This week, the Washington Post published a major three-part series, written by three veteran correspondents, titled “The Permanent War.” The series is an in-depth look at U.S. counterterrorism policies, particularly targeted killings.
In part one, Greg Miller focuses on the “kill lists” for drone strikes and other covert operations, and how they have evolved.
Over the past two years, the administration has worked on a “next-generation targeting list called the ‘disposition matrix,’ which is a“single, continually evolving database in which biographies, locations, known associates and affiliated organizations are all catalogued. So are strategies for taking targets down, including extradition requests, capture operations and drone patrols.”
Miller concludes that “Privately, officials acknowledge that the development of the matrix is part of a series of moves, in Washington and overseas, to embed counterterrorism tools into U.S. policy for the long haul. … For an administration that is the first to embrace targeted killing on a wide scale, officials seem confident that they have devised an approach that is so bureaucratically, legally and morally sound that future administrations will follow suit.”
Part two, by Karen DeYoung, is an in-depth look at John Brennan, presidential counterterrorism adviser. One of his major priorities is the development of a “playbook” that “will lay out the administration’s evolving procedures for the targeted killings that have come to define its fight against al-Qaeda and its affiliates. It will cover the selection and approval of targets from the “disposition matrix,” the designation of who should pull the trigger when a killing is warranted, and the legal authorities the administration thinks sanction its actions in Pakistan, Yemen, Somalia and beyond.”
Brennan is described by some associates as the “moral compass” in the White House, with a “bedrock belief in a ‘just war.’” He described his role in an interview as, “What we’re trying to do right now is to have a set of standards, a set of criteria, and have a decision-making process that will govern our counterterrorism actions — we’re talking about direct action, lethal action — so that irrespective of the venue where they’re taking place, we have a high confidence that they’re being done for the right reasons in the right way.”
Part three, by Craig Whitlock, takes a close look at Camp Lemonnier in Djibouti, which is becoming a permanent counterterrorism base from which drones take off and land around the clock. He describes how “a sun-baked Third World outpost established by the French Foreign Legion, began as a temporary staging ground for U.S. Marines looking for a foothold in the region a decade ago. Over the past two years, the U.S. military has clandestinely transformed it into the busiest Predator drone base outside the Afghan war zone, a model for fighting a new generation of terrorist groups. … Virtually the entire 500-acre camp is dedicated to counterterrorism, making it the only installation of its kind in the Pentagon’s global network of bases.”

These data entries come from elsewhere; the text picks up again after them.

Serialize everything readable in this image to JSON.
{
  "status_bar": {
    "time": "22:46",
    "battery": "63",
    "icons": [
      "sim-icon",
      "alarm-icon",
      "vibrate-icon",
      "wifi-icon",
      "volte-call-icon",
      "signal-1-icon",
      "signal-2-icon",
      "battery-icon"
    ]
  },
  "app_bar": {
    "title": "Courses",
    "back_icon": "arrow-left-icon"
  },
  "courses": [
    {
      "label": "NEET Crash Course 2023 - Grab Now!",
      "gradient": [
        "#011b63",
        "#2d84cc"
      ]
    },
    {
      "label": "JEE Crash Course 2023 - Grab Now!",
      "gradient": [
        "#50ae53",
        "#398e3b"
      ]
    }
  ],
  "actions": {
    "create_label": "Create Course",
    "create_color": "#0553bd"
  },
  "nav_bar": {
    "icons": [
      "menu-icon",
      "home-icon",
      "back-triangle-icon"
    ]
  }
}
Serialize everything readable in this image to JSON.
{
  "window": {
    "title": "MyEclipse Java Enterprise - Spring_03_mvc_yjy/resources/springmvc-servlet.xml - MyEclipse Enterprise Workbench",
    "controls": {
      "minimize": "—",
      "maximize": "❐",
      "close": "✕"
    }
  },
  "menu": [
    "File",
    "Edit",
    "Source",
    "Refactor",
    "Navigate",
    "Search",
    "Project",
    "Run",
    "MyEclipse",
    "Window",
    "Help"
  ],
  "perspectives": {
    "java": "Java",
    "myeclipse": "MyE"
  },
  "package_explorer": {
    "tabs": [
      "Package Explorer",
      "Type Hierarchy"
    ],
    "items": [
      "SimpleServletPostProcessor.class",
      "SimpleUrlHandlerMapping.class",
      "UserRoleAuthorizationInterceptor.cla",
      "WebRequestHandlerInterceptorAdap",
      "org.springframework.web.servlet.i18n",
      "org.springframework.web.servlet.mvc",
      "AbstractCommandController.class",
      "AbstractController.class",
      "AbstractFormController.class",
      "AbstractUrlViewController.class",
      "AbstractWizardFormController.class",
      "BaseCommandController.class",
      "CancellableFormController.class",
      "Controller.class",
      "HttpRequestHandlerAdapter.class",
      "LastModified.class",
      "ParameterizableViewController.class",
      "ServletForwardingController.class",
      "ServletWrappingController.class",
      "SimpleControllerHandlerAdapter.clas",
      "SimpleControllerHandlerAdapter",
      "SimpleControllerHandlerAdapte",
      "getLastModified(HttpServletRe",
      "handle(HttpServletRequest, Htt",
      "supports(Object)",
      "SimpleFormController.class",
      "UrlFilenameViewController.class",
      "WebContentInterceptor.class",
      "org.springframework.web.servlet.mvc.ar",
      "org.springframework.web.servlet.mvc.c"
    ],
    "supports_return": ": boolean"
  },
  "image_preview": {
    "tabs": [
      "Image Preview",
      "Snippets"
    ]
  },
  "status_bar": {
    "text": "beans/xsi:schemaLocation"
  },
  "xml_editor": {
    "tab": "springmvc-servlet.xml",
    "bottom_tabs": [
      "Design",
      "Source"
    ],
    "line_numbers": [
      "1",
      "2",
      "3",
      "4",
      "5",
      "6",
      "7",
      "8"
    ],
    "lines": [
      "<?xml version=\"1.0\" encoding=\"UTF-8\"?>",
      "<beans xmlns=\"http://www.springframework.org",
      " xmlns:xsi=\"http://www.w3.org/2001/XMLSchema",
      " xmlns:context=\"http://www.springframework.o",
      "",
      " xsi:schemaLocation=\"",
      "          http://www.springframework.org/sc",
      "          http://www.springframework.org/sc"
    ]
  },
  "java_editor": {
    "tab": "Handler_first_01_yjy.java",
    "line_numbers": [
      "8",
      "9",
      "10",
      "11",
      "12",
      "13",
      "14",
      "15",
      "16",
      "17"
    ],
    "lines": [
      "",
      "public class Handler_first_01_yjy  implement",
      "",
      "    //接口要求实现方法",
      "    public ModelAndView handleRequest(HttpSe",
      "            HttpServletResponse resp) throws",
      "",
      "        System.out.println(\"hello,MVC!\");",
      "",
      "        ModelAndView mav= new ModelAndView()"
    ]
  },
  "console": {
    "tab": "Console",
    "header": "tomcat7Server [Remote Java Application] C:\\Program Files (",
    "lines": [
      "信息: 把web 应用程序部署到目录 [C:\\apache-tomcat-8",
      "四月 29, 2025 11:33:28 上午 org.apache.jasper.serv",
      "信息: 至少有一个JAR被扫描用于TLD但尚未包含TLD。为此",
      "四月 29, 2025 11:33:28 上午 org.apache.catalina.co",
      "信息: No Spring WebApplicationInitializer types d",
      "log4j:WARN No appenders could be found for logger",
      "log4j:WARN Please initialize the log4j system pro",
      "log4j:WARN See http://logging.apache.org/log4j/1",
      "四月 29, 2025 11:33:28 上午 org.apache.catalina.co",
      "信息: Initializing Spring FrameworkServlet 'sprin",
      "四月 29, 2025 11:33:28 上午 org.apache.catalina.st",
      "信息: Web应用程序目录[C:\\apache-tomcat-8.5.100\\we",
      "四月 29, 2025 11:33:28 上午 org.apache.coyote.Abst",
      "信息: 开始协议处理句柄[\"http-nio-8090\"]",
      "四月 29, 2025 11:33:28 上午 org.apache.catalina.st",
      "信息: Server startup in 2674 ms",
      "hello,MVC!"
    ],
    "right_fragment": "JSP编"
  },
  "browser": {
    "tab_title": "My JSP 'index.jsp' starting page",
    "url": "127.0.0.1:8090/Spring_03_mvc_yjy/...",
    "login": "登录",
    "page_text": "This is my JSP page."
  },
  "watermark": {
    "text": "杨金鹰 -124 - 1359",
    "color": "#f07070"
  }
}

More than 3,000 U.S. troops, civilians, and contractors are stationed there, with about 300 personnel planning and coordinating drone flights. Although taking off and landing from Camp Lemonnier, the drones are flown by pilots 8,000 miles away at Creech Air Force Base in Nevada and Cannon Air Force Base in New Mexico. A squadron of F-15 fighter jets believed to be flying missions over Yemen, and an unacknowledged task force of special operations commandos who carry out unknown missions, are also based in the camp. Seen by the Pentagon as the centerpiece of an expanding network of drone and surveillance bases in Africa, about $1.4 billion in construction projects are being planned.
What all three parts of the series illustrate is that while the administration has created what they believe is, as DeYoung put it, “a standardized counterterrorism program bound by domestic and international law,” it appears to many others as “a secretive killing machine of questionable legality and limitless expansion.”
No matter how “legally and morally sound” administration officials may consider their policies, carrying out targeted killings in countries we are not at war with is a violation both of international law and just war doctrines. There’s just no real way around that conclusion.
Duane Shank is Senior Policy Adviser for Sojourners.